▶ [WHAT TO PRODUCE]
Using the listing, copy each whole line that features "description".

━━━━━━━━━━━━━━━━━━━━

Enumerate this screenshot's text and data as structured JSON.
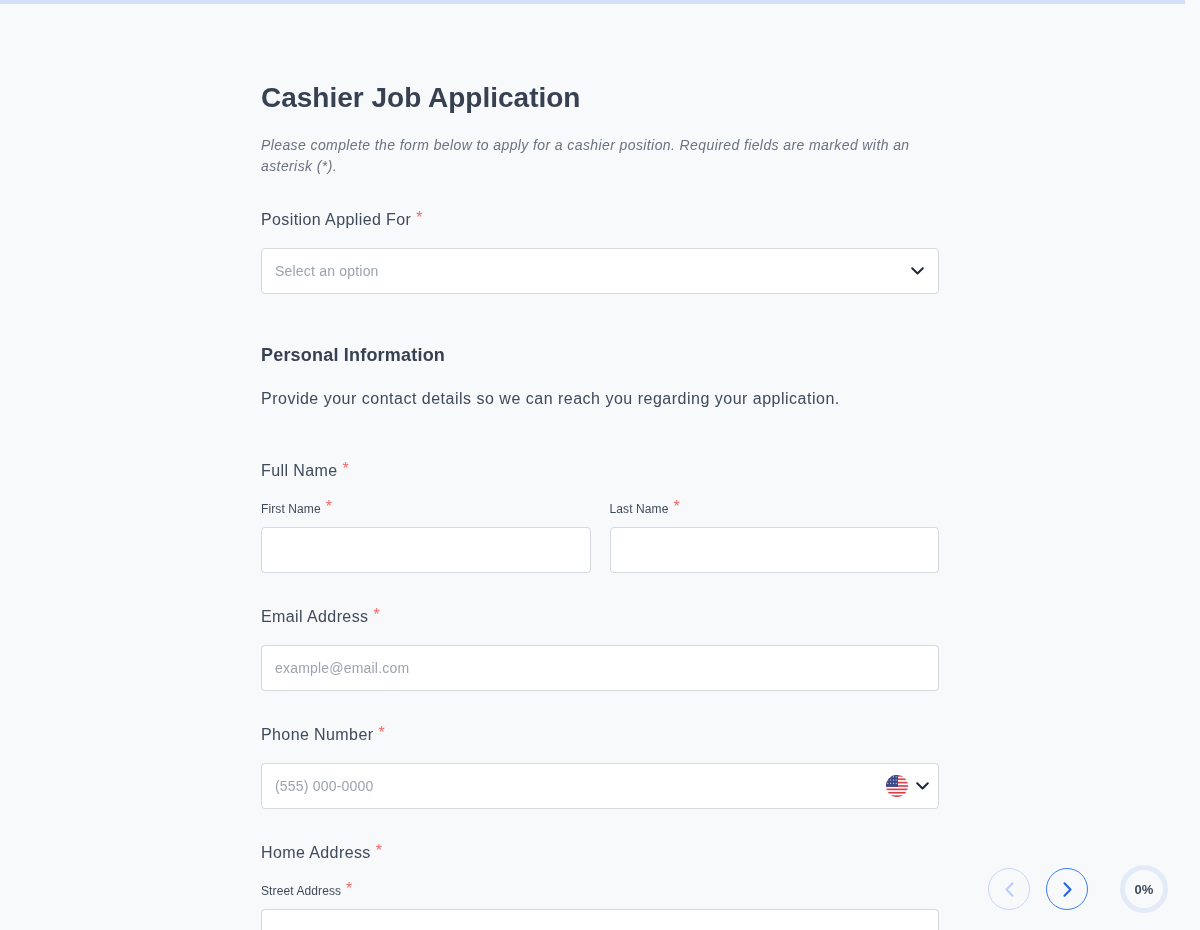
{
  "form": {
    "title": "Cashier Job Application",
    "description": "Please complete the form below to apply for a cashier position. Required fields are marked with an asterisk (*).",
    "required_marker": "*"
  },
  "questions": [
    {
      "kind": "select",
      "label": "Position Applied For",
      "required": true,
      "placeholder": "Select an option"
    },
    {
      "kind": "section",
      "title": "Personal Information",
      "description": "Provide your contact details so we can reach you regarding your application."
    },
    {
      "kind": "name",
      "label": "Full Name",
      "required": true,
      "subfields": [
        {
          "label": "First Name",
          "required": true
        },
        {
          "label": "Last Name",
          "required": true
        }
      ]
    },
    {
      "kind": "text",
      "label": "Email Address",
      "required": true,
      "placeholder": "example@email.com"
    },
    {
      "kind": "phone",
      "label": "Phone Number",
      "required": true,
      "placeholder": "(555) 000-0000"
    },
    {
      "kind": "address",
      "label": "Home Address",
      "required": true,
      "subfields": [
        {
          "label": "Street Address",
          "required": true
        }
      ]
    }
  ],
  "navigation": [
    {
      "kind": "previous",
      "disabled": true
    },
    {
      "kind": "next",
      "disabled": false
    }
  ],
  "progress": {
    "level": 0,
    "reading": "0%"
  }
}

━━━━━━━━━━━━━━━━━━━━

▶ [OUTPUT FOR THIS EXERCISE]
    "description": "Please complete the form below to apply for a cashier position. Required fields are marked with an asterisk (*).",
      "description": "Provide your contact details so we can reach you regarding your application."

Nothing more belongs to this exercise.